§ Task
Report each line from the records where the string "true" turns up.

§ Data about app and page elements
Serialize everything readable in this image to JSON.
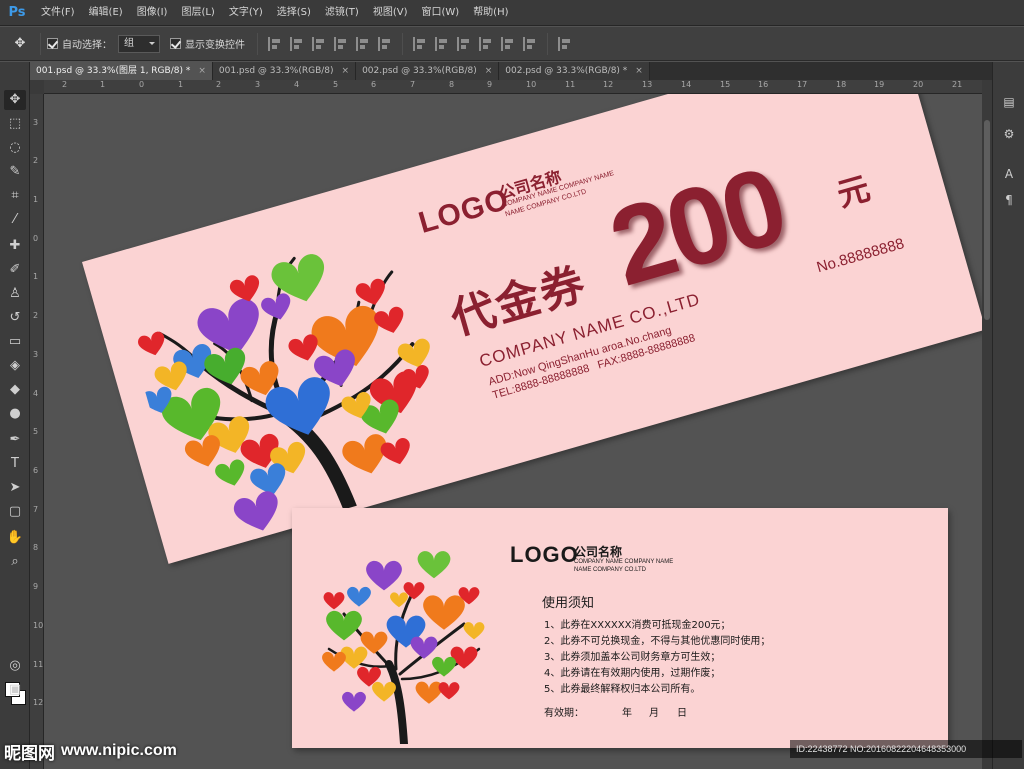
{
  "app": {
    "logo": "Ps"
  },
  "menu": [
    "文件(F)",
    "编辑(E)",
    "图像(I)",
    "图层(L)",
    "文字(Y)",
    "选择(S)",
    "滤镜(T)",
    "视图(V)",
    "窗口(W)",
    "帮助(H)"
  ],
  "options": {
    "tool_icon": "move-tool-icon",
    "auto_select_label": "自动选择：",
    "auto_select_checked": true,
    "auto_select_value": "组",
    "show_transform_label": "显示变换控件",
    "show_transform_checked": true
  },
  "tabs": [
    {
      "label": "001.psd @ 33.3%(图层 1, RGB/8) *",
      "active": true
    },
    {
      "label": "001.psd @ 33.3%(RGB/8)",
      "active": false
    },
    {
      "label": "002.psd @ 33.3%(RGB/8)",
      "active": false
    },
    {
      "label": "002.psd @ 33.3%(RGB/8) *",
      "active": false
    }
  ],
  "rulers": {
    "horizontal": [
      "2",
      "1",
      "0",
      "1",
      "2",
      "3",
      "4",
      "5",
      "6",
      "7",
      "8",
      "9",
      "10",
      "11",
      "12",
      "13",
      "14",
      "15",
      "16",
      "17",
      "18",
      "19",
      "20",
      "21"
    ],
    "vertical": [
      "3",
      "2",
      "1",
      "0",
      "1",
      "2",
      "3",
      "4",
      "5",
      "6",
      "7",
      "8",
      "9",
      "10",
      "11",
      "12"
    ]
  },
  "voucher_front": {
    "logo": "LOGO",
    "company_cn": "公司名称",
    "company_en_line1": "COMPANY NAME COMPANY NAME",
    "company_en_line2": "NAME COMPANY CO.LTD",
    "title": "代金券",
    "amount": "200",
    "unit": "元",
    "company_en": "COMPANY NAME CO.,LTD",
    "address": "ADD:Now QingShanHu aroa.No.chang",
    "tel": "TEL:8888-88888888 FAX:8888-88888888",
    "serial": "No.88888888"
  },
  "voucher_back": {
    "logo": "LOGO",
    "company_cn": "公司名称",
    "company_en_line1": "COMPANY NAME COMPANY NAME",
    "company_en_line2": "NAME COMPANY CO.LTD",
    "rules_title": "使用须知",
    "rules": [
      "1、此券在XXXXXX消费可抵现金200元；",
      "2、此券不可兑换现金，不得与其他优惠同时使用；",
      "3、此券须加盖本公司财务章方可生效；",
      "4、此券请在有效期内使用，过期作废；",
      "5、此券最终解释权归本公司所有。"
    ],
    "validity_label": "有效期：",
    "year": "年",
    "month": "月",
    "day": "日"
  },
  "watermark": {
    "brand": "昵图网",
    "site": "www.nipic.com",
    "id": "ID:22438772 NO:20160822204648353000"
  },
  "colors": {
    "accent": "#8b2030",
    "paper": "#fbd3d3",
    "ps_blue": "#3d9ae8"
  }
}
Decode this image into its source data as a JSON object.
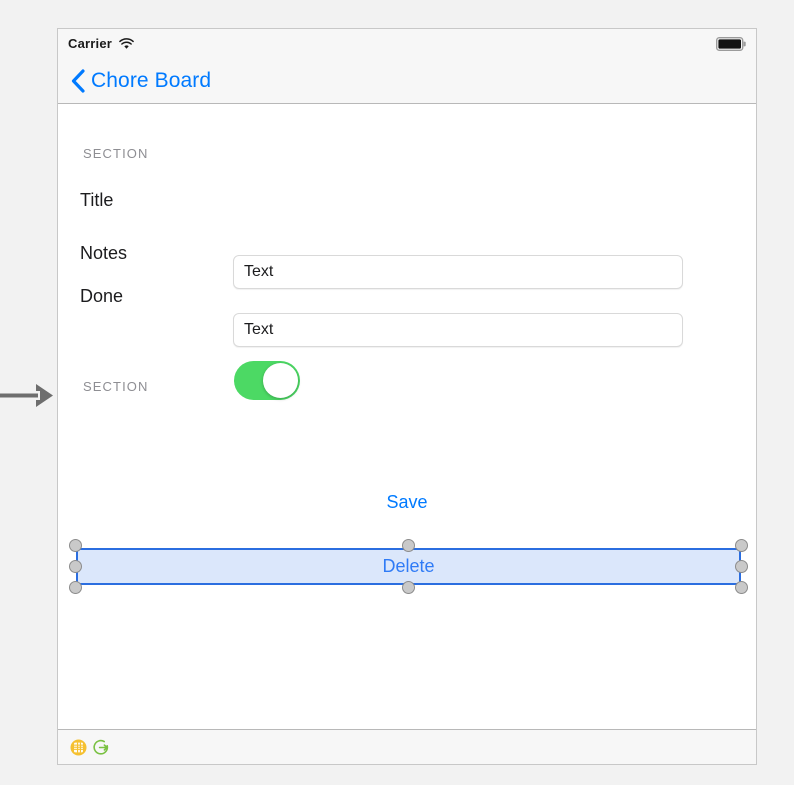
{
  "canvas": {
    "background_color": "#f2f2f2",
    "entry_arrow_name": "initial-view-controller-arrow"
  },
  "device": {
    "status_bar": {
      "carrier": "Carrier",
      "wifi_icon": "wifi-icon",
      "battery_icon": "battery-full-icon"
    },
    "nav_bar": {
      "back_chevron_icon": "chevron-left-icon",
      "back_title": "Chore Board",
      "tint_color": "#007aff"
    },
    "table": {
      "sections": [
        {
          "header": "SECTION",
          "rows": [
            {
              "label": "Title",
              "control": "text-field",
              "value": "Text",
              "placeholder": "Text"
            },
            {
              "label": "Notes",
              "control": "text-field",
              "value": "Text",
              "placeholder": "Text"
            },
            {
              "label": "Done",
              "control": "switch",
              "switch_on": true,
              "switch_on_color": "#4cd964"
            }
          ]
        },
        {
          "header": "SECTION",
          "rows": []
        }
      ]
    },
    "buttons": {
      "save_label": "Save",
      "save_color": "#007aff",
      "delete_label": "Delete",
      "delete_color": "#2f7bf6",
      "delete_selected": true,
      "delete_selection_fill": "#dbe7fb",
      "delete_selection_border": "#2b6ee0"
    },
    "scene_bar": {
      "icons": [
        {
          "name": "table-view-controller-icon",
          "color": "#f5c030"
        },
        {
          "name": "exit-segue-icon",
          "color": "#7ac143"
        }
      ]
    }
  }
}
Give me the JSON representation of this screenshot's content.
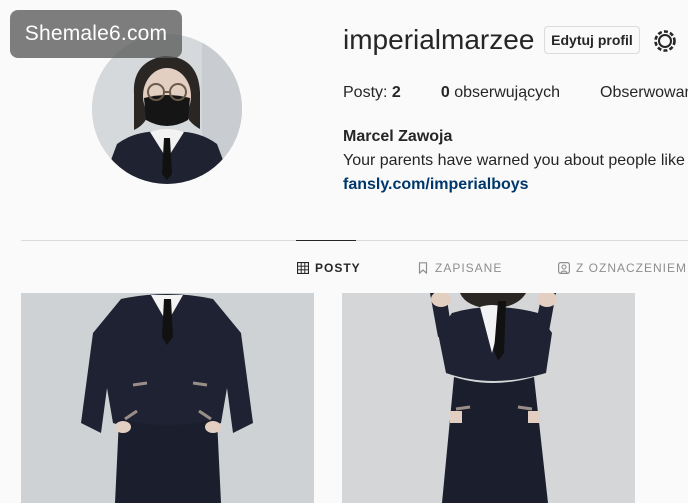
{
  "watermark": "Shemale6.com",
  "profile": {
    "username": "imperialmarzee",
    "edit_button": "Edytuj profil",
    "full_name": "Marcel Zawoja",
    "bio": "Your parents have warned you about people like me",
    "link": "fansly.com/imperialboys"
  },
  "stats": {
    "posts_label": "Posty:",
    "posts_count": "2",
    "followers_count": "0",
    "followers_label": "obserwujących",
    "following_label": "Obserwowani"
  },
  "tabs": [
    {
      "label": "POSTY",
      "icon": "grid-icon",
      "active": true
    },
    {
      "label": "ZAPISANE",
      "icon": "bookmark-icon",
      "active": false
    },
    {
      "label": "Z OZNACZENIEM",
      "icon": "tagged-icon",
      "active": false
    }
  ],
  "icons": {
    "settings": "gear-icon"
  },
  "colors": {
    "background": "#fafafa",
    "text": "#262626",
    "link": "#00376b",
    "muted": "#8e8e8e",
    "border": "#dbdbdb"
  }
}
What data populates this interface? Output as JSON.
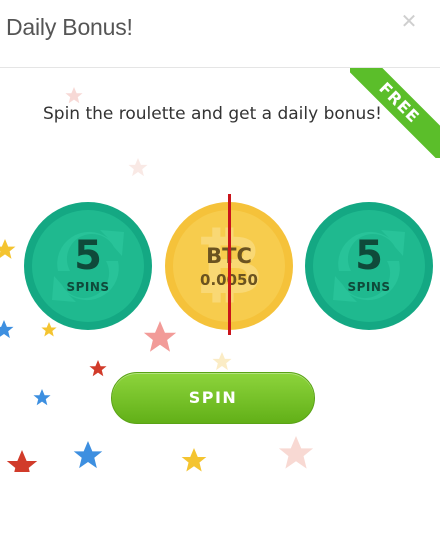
{
  "dialog": {
    "title": "Daily Bonus!",
    "close_icon": "close-icon"
  },
  "main": {
    "subtitle": "Spin the roulette and get a daily bonus!",
    "ribbon_label": "FREE",
    "reel": [
      {
        "kind": "spins",
        "number": "5",
        "label": "SPINS",
        "icon": "refresh-icon"
      },
      {
        "kind": "btc",
        "symbol": "₿",
        "label": "BTC",
        "amount": "0.0050"
      },
      {
        "kind": "spins",
        "number": "5",
        "label": "SPINS",
        "icon": "refresh-icon"
      }
    ],
    "spin_button_label": "SPIN"
  },
  "colors": {
    "accent_green": "#5bbe2a",
    "spins_coin": "#14a883",
    "btc_coin": "#f5c23a",
    "pointer": "#c9141b"
  }
}
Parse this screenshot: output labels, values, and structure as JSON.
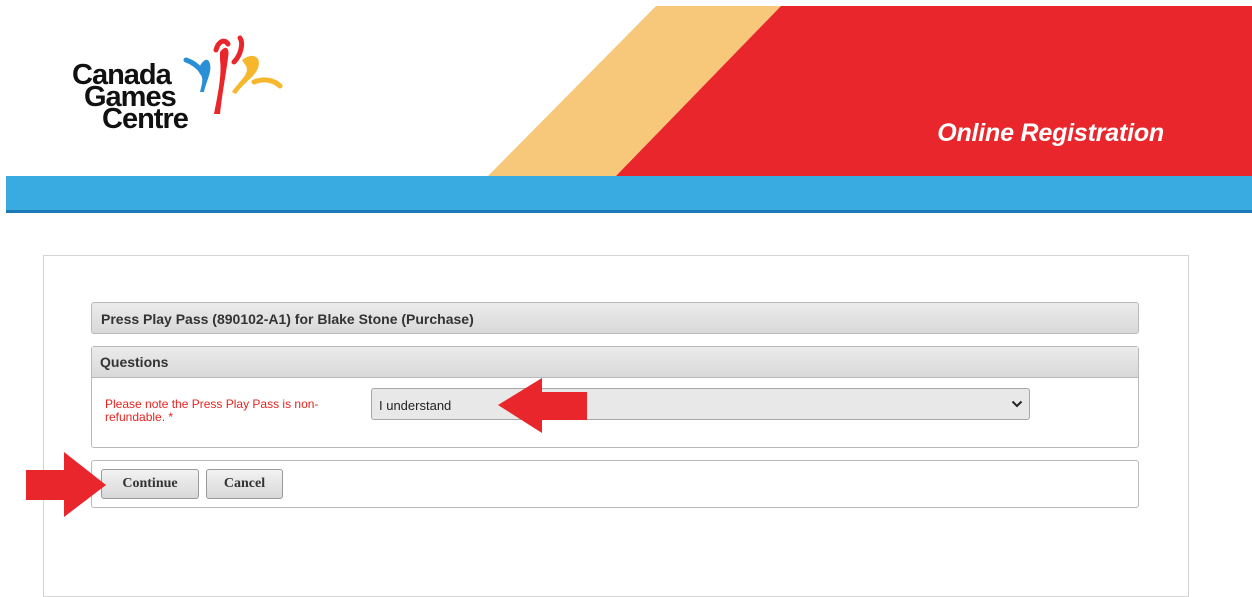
{
  "header": {
    "logo_text": [
      "Canada",
      "Games",
      "Centre"
    ],
    "title": "Online Registration",
    "colors": {
      "red": "#e8262b",
      "yellow": "#f7c87a",
      "blue": "#3aabe0"
    }
  },
  "purchase": {
    "title": "Press Play Pass (890102-A1) for Blake Stone (Purchase)"
  },
  "questions": {
    "heading": "Questions",
    "items": [
      {
        "label": "Please note the Press Play Pass is non-refundable. *",
        "selected_value": "I understand"
      }
    ]
  },
  "actions": {
    "continue_label": "Continue",
    "cancel_label": "Cancel"
  },
  "annotations": {
    "arrow_color": "#e8262b"
  }
}
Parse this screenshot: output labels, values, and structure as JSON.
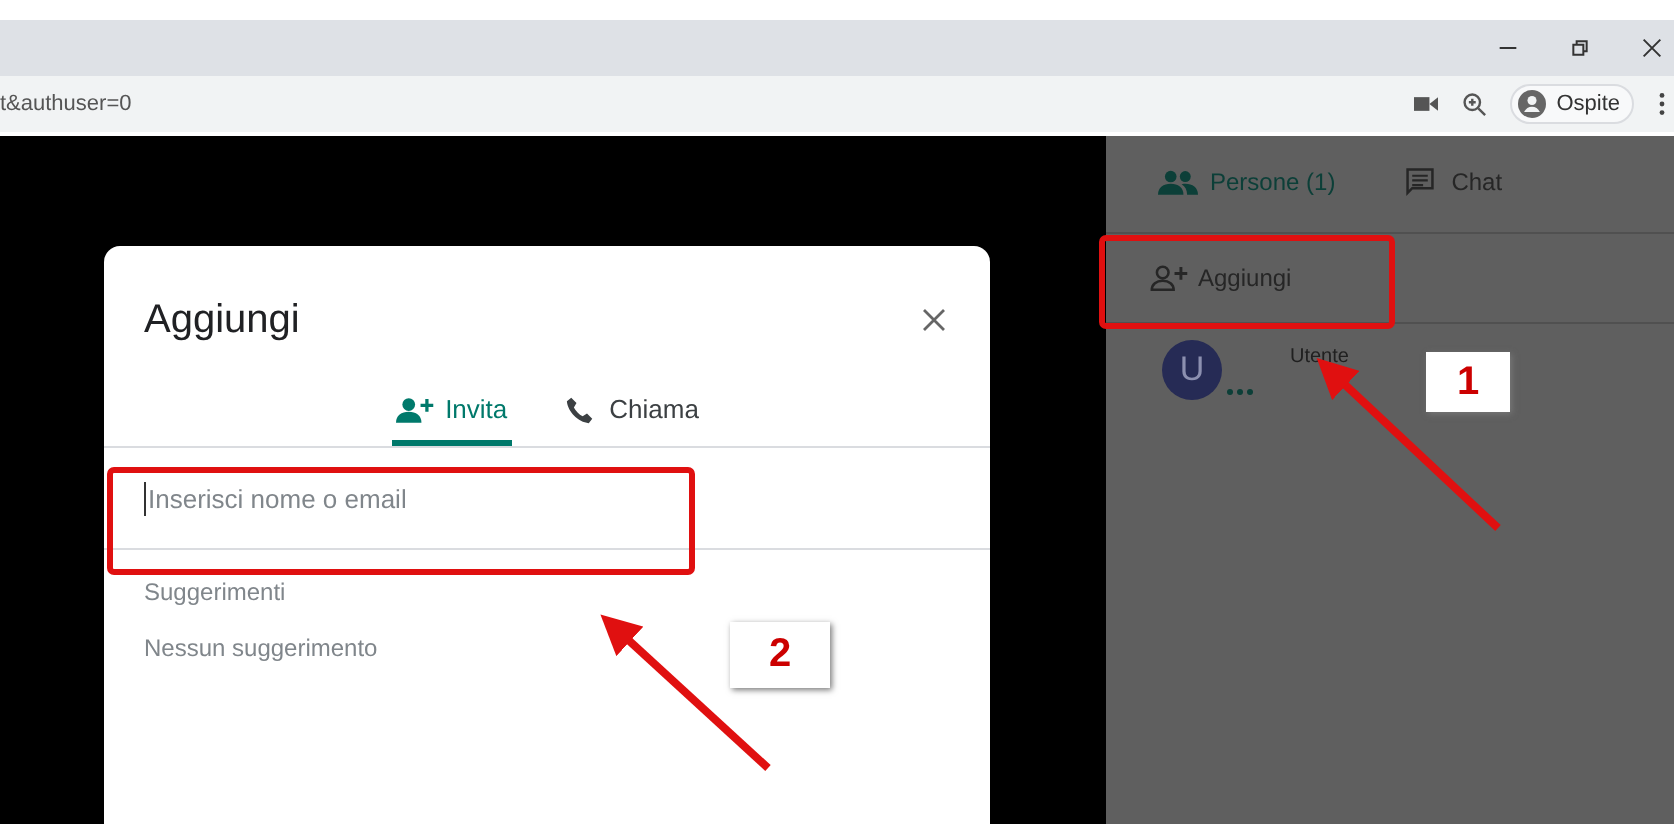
{
  "browser": {
    "address": "t&authuser=0",
    "profile": "Ospite"
  },
  "side_panel": {
    "tabs": [
      {
        "label": "Persone (1)",
        "kind": "people",
        "selected": true
      },
      {
        "label": "Chat",
        "kind": "chat",
        "selected": false
      }
    ],
    "add_button": "Aggiungi",
    "participants": [
      {
        "initial": "U",
        "name": "Utente"
      }
    ]
  },
  "dialog": {
    "title": "Aggiungi",
    "tabs": [
      {
        "label": "Invita",
        "kind": "invite",
        "selected": true
      },
      {
        "label": "Chiama",
        "kind": "call",
        "selected": false
      }
    ],
    "input": {
      "placeholder": "Inserisci nome o email"
    },
    "suggestions_heading": "Suggerimenti",
    "suggestions_empty": "Nessun suggerimento"
  },
  "annotations": [
    {
      "number": "1"
    },
    {
      "number": "2"
    }
  ]
}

§ Response
    "auto_select_checked": true,
    "show_transform_checked": true
      "active": true
              "switch_on": true,
      "delete_selected": true,
      "active": true
        "selected": true
        "selected": true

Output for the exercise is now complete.